The AST Endurance is designed for long lasting operation. The filter is trigger to backwash by the air pump. AST recommends owning a duplicate air pump or back up air system in the event of pump failure.
The air pump needs to be placed on location, and an air lines ran to the air inlet point on the filter. An air check valve should be installed to keep water reaching the air pump or the air pump can be located above the water level on a high shelf so that water cannot reach it. If water gets to the air pump, it can burn out the pump or cause a dangerous electrical situation.
The AST Endurance can be configured for automatic sludge removal. See the Endurance manual for details.
For Winter Preparation:
There are no annual maintenance requirements for the Endurance filters. If the unit is going be shutoff for more than a few days, the sludge basin should be thoroughly drained to prevent excessive thickening of the sludge. If hard freeze conditions are expected then the exposed trigger pipe must be drained or ice expansion can cause damage. To restart a unit, set the air input to the rotometer at the top of the scale to force a backwash every few minutes. This will move beads back to the filtration compartment. Then set the airflow back to achieve a 3 hour backwash interval ( 0.25 and 0.7 cubic foot per hour) which is generally ideal for koi pond applications.
Endurance Models can be configured to run on an airlifted plumbing setup, eliminating the need for a water pump. The U- bend pipe has air injected into the first tube nearest the filter. As these bubble rise, they lift the water up through the tube and back into the tank. For an airlifted setup to work, the water level has to be at least 12 inches above the top of the filter. See the Endurance Manual for more details.
Endurance Water Exchange
External Reservoir setup
The Endurance Polygeyser® filter (shown on the left in the diagram) is connected to an external reservoir such as a tank or

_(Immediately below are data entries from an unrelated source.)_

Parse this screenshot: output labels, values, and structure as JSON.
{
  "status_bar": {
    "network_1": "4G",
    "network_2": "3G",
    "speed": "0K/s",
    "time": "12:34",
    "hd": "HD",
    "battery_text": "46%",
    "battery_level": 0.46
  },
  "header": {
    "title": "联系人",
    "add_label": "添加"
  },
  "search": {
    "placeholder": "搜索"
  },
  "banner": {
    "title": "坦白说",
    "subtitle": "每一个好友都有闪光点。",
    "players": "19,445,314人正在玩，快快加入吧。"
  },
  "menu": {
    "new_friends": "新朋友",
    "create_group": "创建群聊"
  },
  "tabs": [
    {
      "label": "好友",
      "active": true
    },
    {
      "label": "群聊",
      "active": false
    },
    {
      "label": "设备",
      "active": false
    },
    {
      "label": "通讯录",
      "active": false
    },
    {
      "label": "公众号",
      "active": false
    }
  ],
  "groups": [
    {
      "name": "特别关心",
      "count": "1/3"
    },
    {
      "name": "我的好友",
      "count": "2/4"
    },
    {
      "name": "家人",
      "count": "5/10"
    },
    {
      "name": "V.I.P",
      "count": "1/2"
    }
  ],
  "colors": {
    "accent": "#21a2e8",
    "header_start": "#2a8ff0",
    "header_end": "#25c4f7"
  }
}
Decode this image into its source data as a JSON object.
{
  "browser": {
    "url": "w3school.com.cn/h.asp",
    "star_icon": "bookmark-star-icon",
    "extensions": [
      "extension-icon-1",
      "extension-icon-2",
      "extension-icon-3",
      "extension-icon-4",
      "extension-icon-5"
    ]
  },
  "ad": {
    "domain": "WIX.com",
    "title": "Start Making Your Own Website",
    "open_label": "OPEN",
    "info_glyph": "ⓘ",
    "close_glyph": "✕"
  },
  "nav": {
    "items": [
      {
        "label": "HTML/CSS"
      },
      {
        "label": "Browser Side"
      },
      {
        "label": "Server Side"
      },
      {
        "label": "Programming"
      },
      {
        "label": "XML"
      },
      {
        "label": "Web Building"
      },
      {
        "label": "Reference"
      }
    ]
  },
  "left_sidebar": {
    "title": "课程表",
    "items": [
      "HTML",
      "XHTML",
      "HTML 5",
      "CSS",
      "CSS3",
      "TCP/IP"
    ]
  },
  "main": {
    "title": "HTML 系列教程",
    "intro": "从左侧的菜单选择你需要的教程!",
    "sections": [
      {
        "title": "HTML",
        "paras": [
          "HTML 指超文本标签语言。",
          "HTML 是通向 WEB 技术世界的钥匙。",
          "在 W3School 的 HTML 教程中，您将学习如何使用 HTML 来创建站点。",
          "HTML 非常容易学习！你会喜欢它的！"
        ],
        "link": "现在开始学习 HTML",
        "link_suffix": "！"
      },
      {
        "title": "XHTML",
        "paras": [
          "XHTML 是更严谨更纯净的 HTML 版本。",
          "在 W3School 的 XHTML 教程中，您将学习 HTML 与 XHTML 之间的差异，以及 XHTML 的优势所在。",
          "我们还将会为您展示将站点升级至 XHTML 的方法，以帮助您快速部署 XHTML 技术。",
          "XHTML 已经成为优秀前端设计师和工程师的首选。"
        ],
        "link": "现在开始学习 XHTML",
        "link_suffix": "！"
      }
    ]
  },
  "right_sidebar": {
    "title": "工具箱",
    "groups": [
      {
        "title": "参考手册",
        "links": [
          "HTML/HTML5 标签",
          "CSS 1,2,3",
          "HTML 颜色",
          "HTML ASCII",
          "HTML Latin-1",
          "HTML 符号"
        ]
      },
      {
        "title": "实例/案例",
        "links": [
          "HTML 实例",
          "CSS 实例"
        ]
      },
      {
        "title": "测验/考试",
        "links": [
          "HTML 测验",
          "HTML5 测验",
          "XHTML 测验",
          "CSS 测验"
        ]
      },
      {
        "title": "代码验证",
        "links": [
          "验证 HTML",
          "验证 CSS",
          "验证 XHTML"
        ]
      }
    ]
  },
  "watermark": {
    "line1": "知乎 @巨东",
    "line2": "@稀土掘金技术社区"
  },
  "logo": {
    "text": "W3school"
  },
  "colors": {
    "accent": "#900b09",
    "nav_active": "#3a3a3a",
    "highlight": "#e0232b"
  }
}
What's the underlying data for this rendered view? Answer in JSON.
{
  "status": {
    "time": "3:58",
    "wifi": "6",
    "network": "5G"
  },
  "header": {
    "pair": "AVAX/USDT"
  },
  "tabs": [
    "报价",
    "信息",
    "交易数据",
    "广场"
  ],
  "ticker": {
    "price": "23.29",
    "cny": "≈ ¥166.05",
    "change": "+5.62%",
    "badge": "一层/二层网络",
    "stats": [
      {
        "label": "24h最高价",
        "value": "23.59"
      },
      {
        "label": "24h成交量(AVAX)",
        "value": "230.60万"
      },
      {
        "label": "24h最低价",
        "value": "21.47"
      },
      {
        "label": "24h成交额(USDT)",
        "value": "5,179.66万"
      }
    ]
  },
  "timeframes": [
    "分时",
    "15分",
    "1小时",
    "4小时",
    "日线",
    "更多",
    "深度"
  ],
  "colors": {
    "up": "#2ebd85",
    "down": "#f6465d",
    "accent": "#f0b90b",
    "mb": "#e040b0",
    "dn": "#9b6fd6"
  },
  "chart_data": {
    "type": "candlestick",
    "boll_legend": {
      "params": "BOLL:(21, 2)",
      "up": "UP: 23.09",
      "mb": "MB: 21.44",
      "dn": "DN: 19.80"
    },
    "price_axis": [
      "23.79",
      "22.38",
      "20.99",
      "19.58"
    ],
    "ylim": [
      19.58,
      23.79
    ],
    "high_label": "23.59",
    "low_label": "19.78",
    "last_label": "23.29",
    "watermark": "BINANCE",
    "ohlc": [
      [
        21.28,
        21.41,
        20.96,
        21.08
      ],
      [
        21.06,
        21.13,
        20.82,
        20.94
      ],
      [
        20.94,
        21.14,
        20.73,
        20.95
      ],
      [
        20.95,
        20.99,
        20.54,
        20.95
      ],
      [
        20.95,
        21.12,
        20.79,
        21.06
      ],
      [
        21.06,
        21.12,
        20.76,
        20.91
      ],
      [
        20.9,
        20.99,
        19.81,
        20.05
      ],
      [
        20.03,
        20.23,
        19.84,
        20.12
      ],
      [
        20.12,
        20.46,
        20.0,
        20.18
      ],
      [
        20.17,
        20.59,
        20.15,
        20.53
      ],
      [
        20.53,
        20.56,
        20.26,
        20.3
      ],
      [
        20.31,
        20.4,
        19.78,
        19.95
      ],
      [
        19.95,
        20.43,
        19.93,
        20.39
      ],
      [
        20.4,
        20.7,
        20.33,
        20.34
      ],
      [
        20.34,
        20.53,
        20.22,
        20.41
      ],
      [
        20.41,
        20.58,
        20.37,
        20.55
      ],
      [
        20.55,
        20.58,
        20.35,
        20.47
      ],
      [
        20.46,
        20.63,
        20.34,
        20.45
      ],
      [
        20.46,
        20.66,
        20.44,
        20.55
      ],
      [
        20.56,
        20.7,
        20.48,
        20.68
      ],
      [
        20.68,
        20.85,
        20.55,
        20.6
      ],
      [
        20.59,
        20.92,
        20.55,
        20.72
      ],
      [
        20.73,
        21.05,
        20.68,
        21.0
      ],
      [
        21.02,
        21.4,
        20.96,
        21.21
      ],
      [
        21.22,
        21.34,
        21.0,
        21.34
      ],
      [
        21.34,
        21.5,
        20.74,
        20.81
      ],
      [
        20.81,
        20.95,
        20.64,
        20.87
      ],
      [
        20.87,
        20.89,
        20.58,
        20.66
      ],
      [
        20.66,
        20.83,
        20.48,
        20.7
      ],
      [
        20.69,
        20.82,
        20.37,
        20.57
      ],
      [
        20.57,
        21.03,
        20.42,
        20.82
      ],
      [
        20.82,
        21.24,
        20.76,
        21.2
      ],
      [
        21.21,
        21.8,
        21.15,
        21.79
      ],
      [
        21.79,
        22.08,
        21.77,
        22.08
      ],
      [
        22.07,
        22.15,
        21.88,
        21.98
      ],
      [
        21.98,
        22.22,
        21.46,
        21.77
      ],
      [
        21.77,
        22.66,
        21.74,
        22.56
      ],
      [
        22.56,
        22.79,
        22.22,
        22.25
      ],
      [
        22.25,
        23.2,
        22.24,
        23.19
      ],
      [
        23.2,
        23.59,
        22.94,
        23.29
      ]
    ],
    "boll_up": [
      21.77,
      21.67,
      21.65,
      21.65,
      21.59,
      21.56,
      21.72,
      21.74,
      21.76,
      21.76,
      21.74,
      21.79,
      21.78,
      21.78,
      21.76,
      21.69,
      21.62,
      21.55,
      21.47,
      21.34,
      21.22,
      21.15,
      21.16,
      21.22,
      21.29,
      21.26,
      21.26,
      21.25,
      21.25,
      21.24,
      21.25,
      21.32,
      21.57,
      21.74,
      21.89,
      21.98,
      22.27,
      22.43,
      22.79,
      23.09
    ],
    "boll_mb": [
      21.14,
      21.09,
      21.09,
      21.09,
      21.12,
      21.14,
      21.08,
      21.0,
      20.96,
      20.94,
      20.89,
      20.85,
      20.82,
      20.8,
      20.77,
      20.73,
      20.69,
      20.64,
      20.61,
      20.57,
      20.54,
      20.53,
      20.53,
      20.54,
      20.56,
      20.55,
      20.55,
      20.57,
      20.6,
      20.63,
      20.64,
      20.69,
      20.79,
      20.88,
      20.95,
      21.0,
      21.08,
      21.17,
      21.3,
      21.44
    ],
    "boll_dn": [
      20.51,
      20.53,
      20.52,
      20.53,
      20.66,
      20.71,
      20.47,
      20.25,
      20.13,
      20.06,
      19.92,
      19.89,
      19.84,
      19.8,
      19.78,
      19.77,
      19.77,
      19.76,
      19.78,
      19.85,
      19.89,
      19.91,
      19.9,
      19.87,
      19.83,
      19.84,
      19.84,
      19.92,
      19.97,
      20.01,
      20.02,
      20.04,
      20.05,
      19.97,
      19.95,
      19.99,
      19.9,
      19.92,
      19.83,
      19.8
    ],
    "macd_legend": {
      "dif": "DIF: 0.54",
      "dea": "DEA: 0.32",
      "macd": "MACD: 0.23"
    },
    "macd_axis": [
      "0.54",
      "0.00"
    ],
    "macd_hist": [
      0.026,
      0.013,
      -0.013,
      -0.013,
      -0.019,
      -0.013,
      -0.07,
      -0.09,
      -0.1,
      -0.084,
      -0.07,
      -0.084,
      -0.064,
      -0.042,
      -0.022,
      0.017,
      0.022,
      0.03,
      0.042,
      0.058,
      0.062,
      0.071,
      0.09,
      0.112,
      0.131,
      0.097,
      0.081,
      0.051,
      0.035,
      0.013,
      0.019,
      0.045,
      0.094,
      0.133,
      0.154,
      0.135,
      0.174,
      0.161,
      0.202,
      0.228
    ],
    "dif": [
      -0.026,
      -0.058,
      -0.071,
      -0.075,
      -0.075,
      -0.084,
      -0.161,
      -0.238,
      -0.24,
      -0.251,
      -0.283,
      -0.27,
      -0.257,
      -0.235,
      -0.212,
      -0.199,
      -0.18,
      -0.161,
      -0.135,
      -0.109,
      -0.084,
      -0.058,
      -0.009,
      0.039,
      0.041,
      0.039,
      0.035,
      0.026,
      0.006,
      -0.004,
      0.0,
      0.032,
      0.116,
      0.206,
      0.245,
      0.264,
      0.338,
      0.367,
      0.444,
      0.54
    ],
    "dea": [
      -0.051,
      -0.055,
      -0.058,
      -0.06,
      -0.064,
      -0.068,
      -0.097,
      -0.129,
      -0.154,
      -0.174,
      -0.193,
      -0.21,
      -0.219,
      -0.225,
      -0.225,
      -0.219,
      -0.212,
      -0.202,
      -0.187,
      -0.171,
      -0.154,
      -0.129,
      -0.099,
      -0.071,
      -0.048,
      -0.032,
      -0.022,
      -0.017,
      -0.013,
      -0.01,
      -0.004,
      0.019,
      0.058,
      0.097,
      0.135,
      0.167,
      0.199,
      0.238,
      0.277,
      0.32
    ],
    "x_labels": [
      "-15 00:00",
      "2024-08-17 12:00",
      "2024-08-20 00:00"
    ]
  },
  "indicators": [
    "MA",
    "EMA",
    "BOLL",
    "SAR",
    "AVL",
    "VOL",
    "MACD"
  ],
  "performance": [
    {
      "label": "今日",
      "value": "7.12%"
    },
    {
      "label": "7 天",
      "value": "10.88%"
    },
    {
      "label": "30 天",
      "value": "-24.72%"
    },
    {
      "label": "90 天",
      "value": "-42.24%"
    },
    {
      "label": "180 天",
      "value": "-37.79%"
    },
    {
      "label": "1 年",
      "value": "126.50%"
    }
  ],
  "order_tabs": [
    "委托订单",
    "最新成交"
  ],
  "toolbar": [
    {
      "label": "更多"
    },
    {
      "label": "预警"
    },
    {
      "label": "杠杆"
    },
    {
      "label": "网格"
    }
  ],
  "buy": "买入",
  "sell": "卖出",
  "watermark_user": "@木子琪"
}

sump. This reservoir is for sludge settling and is setup in such a way that clarified water can be drawn back through the discharge pipe, maintaining a consistent water level within the culture system.
Sludge is purged to settle
At the end of the backwash, the sludge from the filter is forced through the connecting pipe into the external reservoir. There, the sludge settles to the bottom and clarified water inhabits the upper level of the reservoir. This clarified water is the exchange water that is pulled into the filter during the exchange sequence.
Clarified Waters are drawn back into the culture system
As the tank refills after backwash, the clarified waters in the top of the reservoir are drawn back into the system.
It is important to drain the external reservoir periodically as a buildup of nitrites and nitrates will occur as the wastes breakdown. The advantage of this system is that it maintains a consistent water level in the culture system even as solids are being purged from the system.
Pneumatic Sludge Discharge
This is a simple setup that provides advantages in setups requiring high water quality with as little ammonia, nitrite, and nitrate as possible. The waste materials are preemptively purged out, limiting their decomposition within the system. The Endurance can be set to backwash regularly as frequently as six times a day, each time purging a small bit of the accumulated sludge
Setting up a high discharge pipe, ideally adjustable in height, lets the user control the waste being purged out of the system. The water has to be topped off regularly, as this method does discharge a portion of your system volume. The higher the discharge pipe, the less volume will be pushed out of the system.